# What is needed
Check every line below for the string "puspito". Copy the ones that have it.

# Given information
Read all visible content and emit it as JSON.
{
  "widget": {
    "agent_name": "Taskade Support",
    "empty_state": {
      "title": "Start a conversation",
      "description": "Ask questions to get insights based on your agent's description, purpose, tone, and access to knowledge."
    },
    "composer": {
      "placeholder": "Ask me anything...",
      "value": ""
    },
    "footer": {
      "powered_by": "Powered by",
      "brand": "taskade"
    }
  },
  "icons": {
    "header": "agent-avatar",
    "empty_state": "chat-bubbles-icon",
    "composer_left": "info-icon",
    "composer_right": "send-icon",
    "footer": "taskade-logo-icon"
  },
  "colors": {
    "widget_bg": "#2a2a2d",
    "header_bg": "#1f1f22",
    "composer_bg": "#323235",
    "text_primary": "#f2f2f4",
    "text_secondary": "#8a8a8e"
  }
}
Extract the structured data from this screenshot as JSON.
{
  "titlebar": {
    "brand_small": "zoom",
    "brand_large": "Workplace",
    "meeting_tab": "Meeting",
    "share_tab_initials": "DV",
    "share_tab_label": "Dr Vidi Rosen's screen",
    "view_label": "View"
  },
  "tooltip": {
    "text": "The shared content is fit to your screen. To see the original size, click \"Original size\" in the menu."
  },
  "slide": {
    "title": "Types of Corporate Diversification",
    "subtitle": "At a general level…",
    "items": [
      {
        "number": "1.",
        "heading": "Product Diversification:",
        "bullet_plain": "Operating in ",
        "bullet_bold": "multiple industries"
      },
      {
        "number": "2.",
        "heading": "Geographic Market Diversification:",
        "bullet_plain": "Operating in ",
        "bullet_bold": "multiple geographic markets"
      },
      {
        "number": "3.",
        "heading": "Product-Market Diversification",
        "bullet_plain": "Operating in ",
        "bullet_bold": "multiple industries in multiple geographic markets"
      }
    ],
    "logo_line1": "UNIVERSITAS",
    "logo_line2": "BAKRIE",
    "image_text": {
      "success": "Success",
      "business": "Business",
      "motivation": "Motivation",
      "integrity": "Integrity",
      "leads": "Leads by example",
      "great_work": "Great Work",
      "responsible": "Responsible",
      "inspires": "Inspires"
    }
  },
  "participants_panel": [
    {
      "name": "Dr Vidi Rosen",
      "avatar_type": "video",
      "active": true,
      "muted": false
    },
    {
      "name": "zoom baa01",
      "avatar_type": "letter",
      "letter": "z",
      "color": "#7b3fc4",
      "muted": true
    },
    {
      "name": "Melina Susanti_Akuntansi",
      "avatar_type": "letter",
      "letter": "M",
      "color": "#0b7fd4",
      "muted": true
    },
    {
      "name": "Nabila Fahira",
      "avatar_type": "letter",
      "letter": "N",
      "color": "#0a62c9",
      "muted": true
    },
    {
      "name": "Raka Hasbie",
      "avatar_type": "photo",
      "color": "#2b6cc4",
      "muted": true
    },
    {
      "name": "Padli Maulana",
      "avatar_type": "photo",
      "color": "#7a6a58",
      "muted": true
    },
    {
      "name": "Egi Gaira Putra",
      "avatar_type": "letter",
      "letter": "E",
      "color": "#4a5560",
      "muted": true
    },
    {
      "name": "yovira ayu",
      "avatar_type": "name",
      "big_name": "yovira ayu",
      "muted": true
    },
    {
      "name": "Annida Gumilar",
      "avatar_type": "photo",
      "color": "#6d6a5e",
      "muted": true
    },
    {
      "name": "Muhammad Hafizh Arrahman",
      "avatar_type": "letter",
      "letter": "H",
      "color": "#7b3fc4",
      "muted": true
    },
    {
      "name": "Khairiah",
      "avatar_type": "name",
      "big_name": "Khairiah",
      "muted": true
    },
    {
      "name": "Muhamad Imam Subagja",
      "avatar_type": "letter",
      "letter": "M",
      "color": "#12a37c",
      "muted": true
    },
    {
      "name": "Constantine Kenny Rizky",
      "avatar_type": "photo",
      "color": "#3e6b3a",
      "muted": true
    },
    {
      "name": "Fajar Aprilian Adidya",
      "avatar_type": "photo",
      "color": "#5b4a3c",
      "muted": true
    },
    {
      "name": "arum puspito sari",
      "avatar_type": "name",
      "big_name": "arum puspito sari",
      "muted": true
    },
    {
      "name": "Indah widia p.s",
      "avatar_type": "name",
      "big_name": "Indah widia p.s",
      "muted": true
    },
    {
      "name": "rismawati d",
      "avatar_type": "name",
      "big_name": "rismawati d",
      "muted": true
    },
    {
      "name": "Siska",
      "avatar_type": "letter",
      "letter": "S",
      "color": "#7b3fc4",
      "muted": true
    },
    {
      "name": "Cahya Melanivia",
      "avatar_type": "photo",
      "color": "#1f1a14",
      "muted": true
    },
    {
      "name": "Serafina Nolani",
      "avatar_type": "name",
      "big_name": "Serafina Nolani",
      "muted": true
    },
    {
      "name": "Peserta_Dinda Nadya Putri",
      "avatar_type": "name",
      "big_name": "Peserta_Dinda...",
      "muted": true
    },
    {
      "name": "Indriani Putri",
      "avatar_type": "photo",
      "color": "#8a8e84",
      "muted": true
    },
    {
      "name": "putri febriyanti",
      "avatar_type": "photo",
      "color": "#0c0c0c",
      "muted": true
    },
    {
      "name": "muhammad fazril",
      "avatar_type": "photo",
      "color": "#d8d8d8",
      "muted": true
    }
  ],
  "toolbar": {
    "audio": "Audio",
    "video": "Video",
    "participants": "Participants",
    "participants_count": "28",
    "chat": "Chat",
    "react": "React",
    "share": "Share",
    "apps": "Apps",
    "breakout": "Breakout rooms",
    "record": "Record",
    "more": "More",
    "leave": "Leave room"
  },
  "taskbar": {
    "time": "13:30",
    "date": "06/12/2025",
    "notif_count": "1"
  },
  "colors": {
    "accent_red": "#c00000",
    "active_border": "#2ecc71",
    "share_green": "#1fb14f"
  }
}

# Answer to this exercise
      "name": "arum puspito sari",
      "big_name": "arum puspito sari",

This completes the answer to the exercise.